=== Section Start ===
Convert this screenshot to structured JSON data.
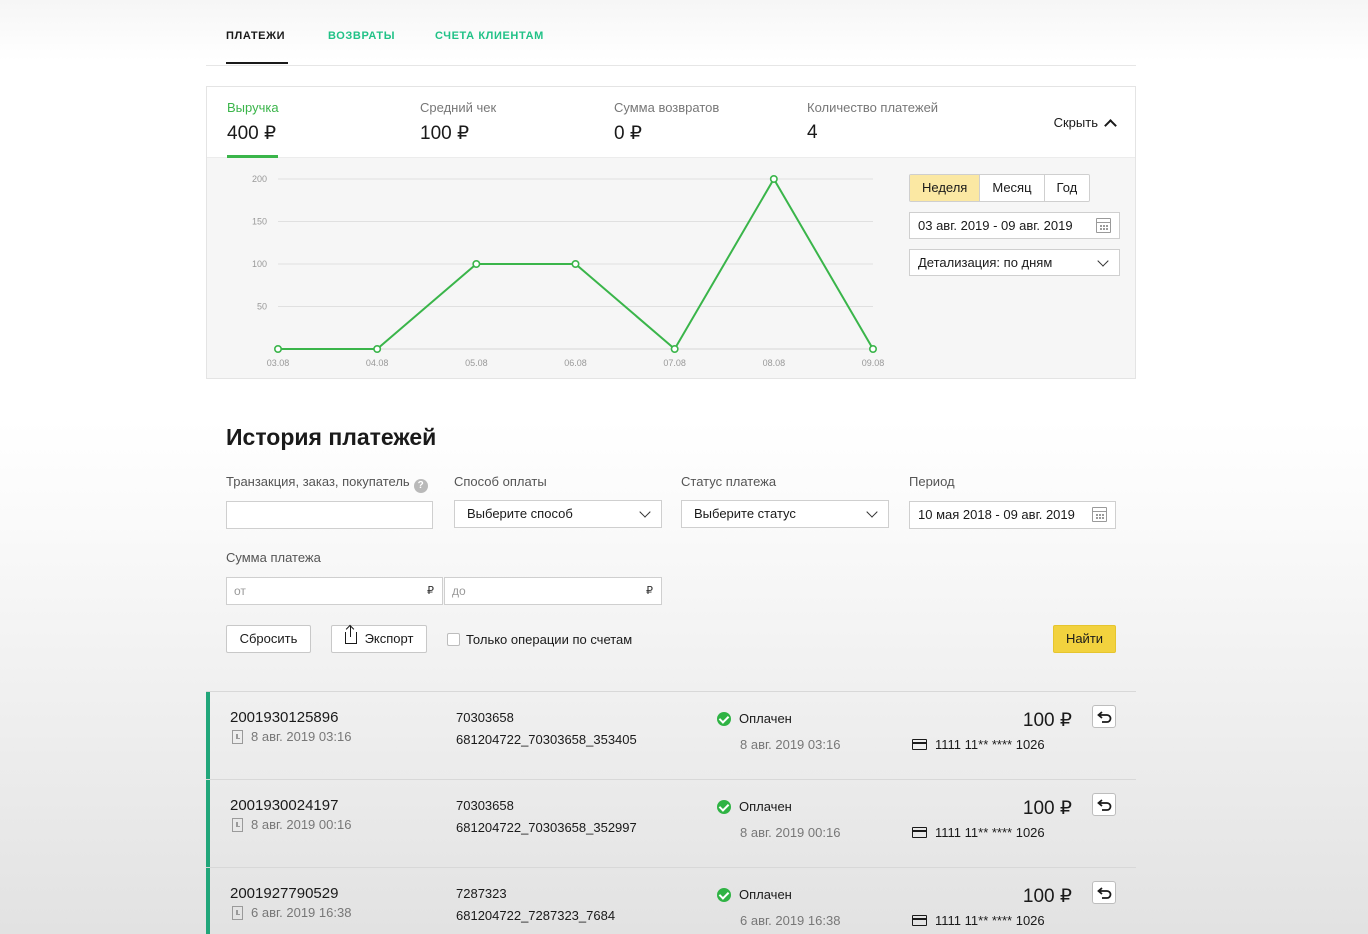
{
  "tabs": [
    {
      "label": "ПЛАТЕЖИ"
    },
    {
      "label": "ВОЗВРАТЫ"
    },
    {
      "label": "СЧЕТА КЛИЕНТАМ"
    }
  ],
  "stats": {
    "revenue": {
      "label": "Выручка",
      "value": "400 ₽"
    },
    "avg_check": {
      "label": "Средний чек",
      "value": "100 ₽"
    },
    "refunds_sum": {
      "label": "Сумма возвратов",
      "value": "0 ₽"
    },
    "payments_count": {
      "label": "Количество платежей",
      "value": "4"
    },
    "hide_label": "Скрыть"
  },
  "chart_controls": {
    "period_buttons": [
      "Неделя",
      "Месяц",
      "Год"
    ],
    "date_range": "03 авг. 2019 - 09 авг. 2019",
    "detail": "Детализация: по дням"
  },
  "chart_data": {
    "type": "line",
    "x": [
      "03.08",
      "04.08",
      "05.08",
      "06.08",
      "07.08",
      "08.08",
      "09.08"
    ],
    "series": [
      {
        "values": [
          0,
          0,
          100,
          100,
          0,
          200,
          0
        ]
      }
    ],
    "yticks": [
      50,
      100,
      150,
      200
    ],
    "ylim": [
      0,
      200
    ],
    "grid": true,
    "colors": {
      "line": "#3ab54a"
    }
  },
  "history": {
    "title": "История платежей",
    "filters": {
      "search_label": "Транзакция, заказ, покупатель",
      "method_label": "Способ оплаты",
      "method_value": "Выберите способ",
      "status_label": "Статус платежа",
      "status_value": "Выберите статус",
      "period_label": "Период",
      "period_value": "10 мая 2018 - 09 авг. 2019",
      "amount_label": "Сумма платежа",
      "amount_from_placeholder": "от",
      "amount_to_placeholder": "до",
      "currency": "₽"
    },
    "buttons": {
      "reset": "Сбросить",
      "export": "Экспорт",
      "invoices_only": "Только операции по счетам",
      "find": "Найти"
    },
    "rows": [
      {
        "id": "2001930125896",
        "date": "8 авг. 2019 03:16",
        "order": "70303658",
        "ext": "681204722_70303658_353405",
        "status": "Оплачен",
        "status_date": "8 авг. 2019 03:16",
        "amount": "100 ₽",
        "card": "1111 11** **** 1026"
      },
      {
        "id": "2001930024197",
        "date": "8 авг. 2019 00:16",
        "order": "70303658",
        "ext": "681204722_70303658_352997",
        "status": "Оплачен",
        "status_date": "8 авг. 2019 00:16",
        "amount": "100 ₽",
        "card": "1111 11** **** 1026"
      },
      {
        "id": "2001927790529",
        "date": "6 авг. 2019 16:38",
        "order": "7287323",
        "ext": "681204722_7287323_7684",
        "status": "Оплачен",
        "status_date": "6 авг. 2019 16:38",
        "amount": "100 ₽",
        "card": "1111 11** **** 1026"
      }
    ]
  },
  "colors": {
    "accent_green": "#21c287",
    "active_yellow": "#f2d23e",
    "row_bar": "#21a67a"
  }
}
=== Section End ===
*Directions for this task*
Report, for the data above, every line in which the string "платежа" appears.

*Solved problem*
      "status_label": "Статус платежа",
      "amount_label": "Сумма платежа",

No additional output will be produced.